▶ [WORK ORDER]: The required output is all lines below that contain the word "here".

▶ [SOURCE DATA]:
____________________

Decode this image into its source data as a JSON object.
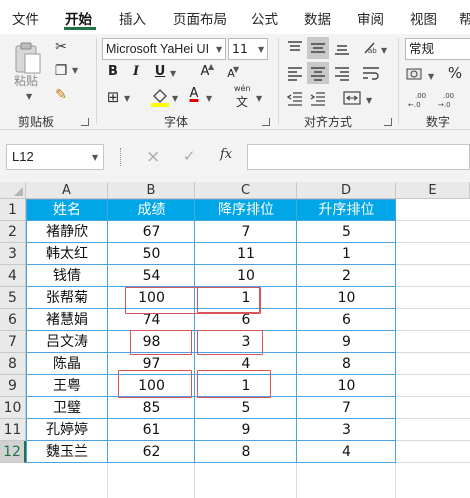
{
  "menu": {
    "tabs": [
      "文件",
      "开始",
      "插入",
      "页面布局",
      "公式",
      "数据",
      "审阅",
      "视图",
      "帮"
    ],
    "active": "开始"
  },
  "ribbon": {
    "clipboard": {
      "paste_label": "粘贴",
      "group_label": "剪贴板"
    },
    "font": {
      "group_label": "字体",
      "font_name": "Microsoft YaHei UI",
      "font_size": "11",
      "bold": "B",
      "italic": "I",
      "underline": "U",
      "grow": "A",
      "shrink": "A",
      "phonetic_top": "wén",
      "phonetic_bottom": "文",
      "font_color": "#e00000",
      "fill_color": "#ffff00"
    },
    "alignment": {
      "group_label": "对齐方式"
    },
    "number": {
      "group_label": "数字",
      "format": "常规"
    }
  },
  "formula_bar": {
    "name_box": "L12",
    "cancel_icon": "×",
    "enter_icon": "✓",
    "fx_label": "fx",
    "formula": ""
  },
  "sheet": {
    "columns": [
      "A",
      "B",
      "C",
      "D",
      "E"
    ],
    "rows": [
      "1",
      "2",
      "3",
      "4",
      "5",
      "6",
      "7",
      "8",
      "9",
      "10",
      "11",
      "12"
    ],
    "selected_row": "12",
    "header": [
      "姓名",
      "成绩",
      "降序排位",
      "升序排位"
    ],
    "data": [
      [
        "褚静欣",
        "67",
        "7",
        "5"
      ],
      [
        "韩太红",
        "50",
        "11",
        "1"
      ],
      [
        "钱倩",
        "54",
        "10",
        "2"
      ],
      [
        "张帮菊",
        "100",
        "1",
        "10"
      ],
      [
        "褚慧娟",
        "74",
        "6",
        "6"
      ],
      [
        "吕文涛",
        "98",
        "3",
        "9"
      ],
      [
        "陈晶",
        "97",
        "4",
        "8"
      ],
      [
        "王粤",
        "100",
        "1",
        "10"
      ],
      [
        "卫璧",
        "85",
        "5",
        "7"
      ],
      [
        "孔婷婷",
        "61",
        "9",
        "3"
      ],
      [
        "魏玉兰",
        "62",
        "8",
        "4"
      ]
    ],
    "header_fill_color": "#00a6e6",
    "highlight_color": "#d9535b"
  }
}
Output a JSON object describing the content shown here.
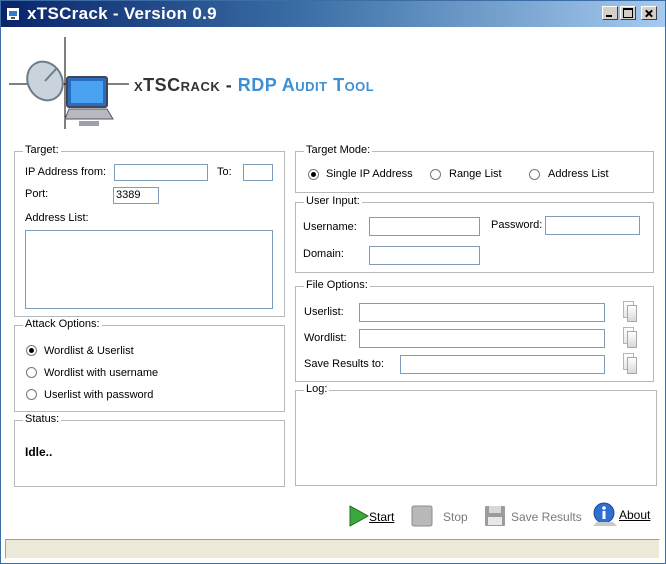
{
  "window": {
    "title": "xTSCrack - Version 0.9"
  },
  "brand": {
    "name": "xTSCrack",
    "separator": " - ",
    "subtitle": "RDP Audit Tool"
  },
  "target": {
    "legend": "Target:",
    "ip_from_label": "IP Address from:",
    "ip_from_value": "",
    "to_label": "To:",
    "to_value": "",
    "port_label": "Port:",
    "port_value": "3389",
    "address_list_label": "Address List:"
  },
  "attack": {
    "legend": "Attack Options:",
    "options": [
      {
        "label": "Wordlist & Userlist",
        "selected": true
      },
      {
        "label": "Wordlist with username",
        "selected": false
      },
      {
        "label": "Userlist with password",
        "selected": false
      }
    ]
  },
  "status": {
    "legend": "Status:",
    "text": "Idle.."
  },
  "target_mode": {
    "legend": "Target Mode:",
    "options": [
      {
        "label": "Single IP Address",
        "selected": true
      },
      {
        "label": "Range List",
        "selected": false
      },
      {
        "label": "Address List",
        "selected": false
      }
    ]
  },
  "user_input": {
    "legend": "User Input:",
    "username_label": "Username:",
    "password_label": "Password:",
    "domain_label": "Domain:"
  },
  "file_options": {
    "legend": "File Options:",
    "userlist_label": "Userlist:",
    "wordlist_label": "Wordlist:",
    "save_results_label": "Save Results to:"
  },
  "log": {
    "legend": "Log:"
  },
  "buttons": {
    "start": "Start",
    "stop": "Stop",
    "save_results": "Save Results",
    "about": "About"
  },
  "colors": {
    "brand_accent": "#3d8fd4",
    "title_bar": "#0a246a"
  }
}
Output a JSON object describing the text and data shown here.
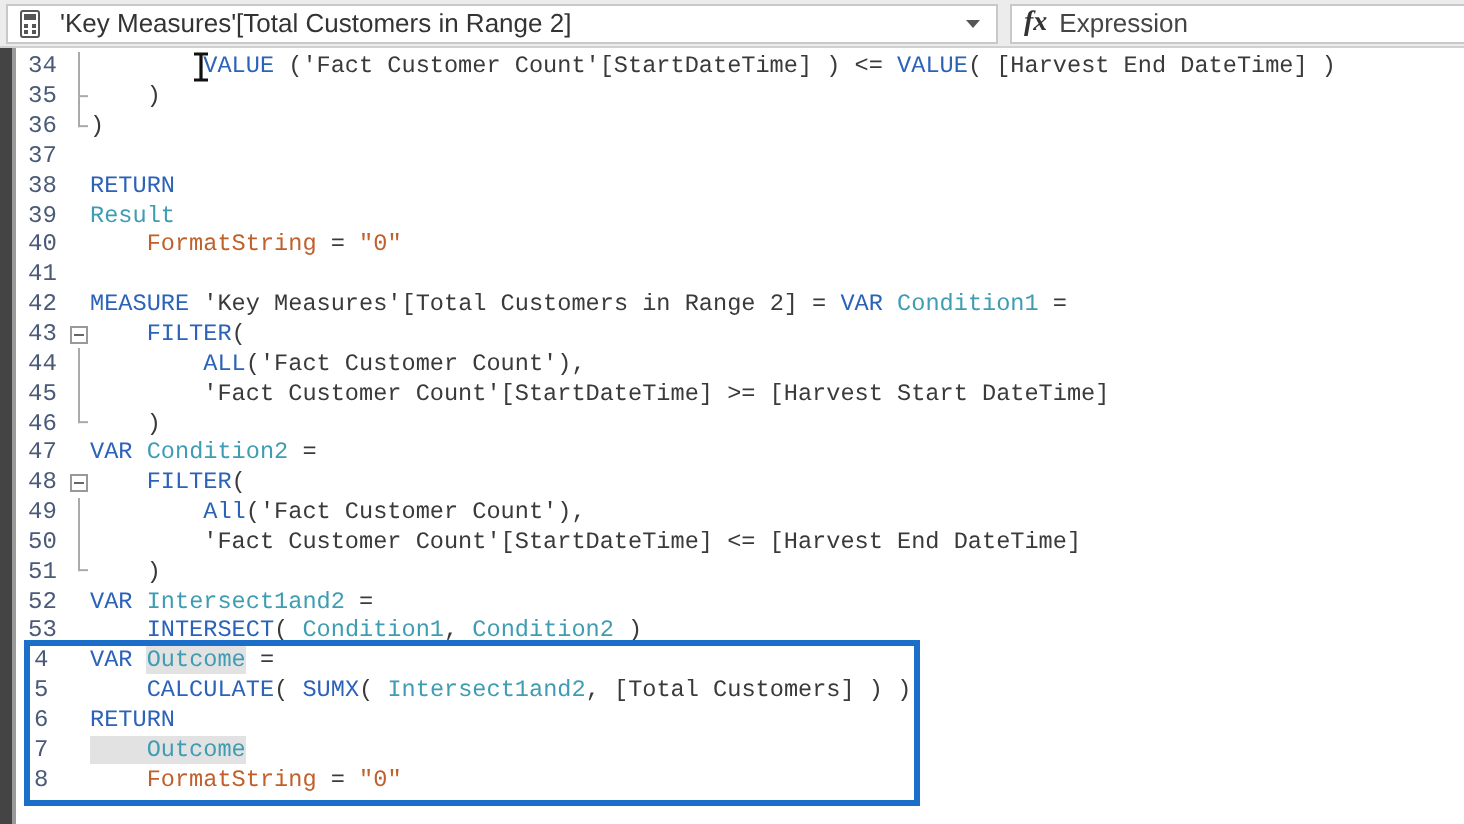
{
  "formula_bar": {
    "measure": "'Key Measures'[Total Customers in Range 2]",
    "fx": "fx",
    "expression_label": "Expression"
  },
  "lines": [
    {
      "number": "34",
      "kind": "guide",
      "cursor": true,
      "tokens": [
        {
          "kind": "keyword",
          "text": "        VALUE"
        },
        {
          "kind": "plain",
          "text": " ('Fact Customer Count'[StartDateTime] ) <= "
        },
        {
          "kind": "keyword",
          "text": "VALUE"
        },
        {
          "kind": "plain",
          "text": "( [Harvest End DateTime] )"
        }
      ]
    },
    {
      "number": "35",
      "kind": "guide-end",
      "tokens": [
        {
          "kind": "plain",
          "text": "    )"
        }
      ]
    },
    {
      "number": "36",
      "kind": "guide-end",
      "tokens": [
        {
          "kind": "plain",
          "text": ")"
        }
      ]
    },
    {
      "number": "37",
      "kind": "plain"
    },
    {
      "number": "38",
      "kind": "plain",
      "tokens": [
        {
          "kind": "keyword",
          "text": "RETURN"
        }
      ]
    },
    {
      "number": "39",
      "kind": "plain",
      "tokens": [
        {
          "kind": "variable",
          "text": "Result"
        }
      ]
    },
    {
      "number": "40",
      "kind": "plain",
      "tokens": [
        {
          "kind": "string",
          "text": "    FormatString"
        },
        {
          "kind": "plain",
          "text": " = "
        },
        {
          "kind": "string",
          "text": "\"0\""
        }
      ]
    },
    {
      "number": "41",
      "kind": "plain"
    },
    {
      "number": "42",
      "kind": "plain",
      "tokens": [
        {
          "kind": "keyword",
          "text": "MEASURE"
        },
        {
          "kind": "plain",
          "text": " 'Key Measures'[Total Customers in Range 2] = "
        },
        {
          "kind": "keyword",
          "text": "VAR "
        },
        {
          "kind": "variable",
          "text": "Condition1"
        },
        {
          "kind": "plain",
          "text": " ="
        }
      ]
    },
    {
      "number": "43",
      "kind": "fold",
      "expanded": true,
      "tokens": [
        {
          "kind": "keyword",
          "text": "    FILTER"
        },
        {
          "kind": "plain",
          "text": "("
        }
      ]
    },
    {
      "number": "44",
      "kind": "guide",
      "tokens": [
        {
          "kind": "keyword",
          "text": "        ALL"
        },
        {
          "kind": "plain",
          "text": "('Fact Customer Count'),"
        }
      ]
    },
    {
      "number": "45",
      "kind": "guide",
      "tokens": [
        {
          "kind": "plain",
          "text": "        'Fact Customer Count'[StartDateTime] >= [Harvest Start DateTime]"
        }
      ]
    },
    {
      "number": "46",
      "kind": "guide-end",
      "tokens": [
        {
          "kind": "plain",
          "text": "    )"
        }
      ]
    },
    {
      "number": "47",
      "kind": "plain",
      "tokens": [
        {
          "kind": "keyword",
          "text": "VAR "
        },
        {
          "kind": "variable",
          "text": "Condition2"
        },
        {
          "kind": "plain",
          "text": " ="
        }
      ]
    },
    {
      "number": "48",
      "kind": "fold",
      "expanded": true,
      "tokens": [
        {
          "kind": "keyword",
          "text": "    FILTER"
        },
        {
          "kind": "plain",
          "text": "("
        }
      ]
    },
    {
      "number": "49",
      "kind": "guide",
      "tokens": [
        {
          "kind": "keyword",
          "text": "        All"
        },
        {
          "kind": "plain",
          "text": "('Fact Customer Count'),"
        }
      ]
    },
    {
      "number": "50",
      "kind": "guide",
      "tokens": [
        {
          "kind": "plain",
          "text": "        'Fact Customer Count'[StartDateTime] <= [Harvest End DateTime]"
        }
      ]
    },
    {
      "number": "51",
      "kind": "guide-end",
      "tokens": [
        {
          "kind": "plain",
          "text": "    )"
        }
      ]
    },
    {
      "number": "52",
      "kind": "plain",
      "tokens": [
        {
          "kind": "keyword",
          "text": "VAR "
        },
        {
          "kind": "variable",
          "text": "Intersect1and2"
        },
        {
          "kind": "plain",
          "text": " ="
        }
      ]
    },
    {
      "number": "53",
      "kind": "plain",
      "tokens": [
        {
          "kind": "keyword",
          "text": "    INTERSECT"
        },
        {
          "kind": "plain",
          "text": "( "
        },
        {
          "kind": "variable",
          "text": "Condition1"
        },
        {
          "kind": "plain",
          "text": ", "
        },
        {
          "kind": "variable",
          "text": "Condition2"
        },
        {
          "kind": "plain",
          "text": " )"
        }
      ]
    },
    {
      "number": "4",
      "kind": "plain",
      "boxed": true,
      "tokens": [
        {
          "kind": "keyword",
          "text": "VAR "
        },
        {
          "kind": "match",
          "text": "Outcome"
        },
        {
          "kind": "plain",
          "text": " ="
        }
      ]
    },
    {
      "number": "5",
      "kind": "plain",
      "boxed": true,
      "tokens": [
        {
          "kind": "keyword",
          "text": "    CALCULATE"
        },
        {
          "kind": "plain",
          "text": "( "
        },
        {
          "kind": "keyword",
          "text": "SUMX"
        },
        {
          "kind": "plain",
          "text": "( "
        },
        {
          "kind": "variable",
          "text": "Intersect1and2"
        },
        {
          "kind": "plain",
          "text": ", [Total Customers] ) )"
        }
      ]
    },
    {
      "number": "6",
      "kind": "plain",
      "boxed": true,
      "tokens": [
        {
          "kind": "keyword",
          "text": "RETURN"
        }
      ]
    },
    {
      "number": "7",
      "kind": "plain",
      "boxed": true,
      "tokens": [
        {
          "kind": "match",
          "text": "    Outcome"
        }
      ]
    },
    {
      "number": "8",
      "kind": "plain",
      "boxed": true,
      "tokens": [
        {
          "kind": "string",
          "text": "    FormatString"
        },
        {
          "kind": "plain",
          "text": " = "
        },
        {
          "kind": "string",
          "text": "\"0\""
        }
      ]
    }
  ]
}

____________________

▶ [SOLVED PROBLEM]:
Output a JSON object describing the content shown here.
Output a JSON object describing the text and data shown here.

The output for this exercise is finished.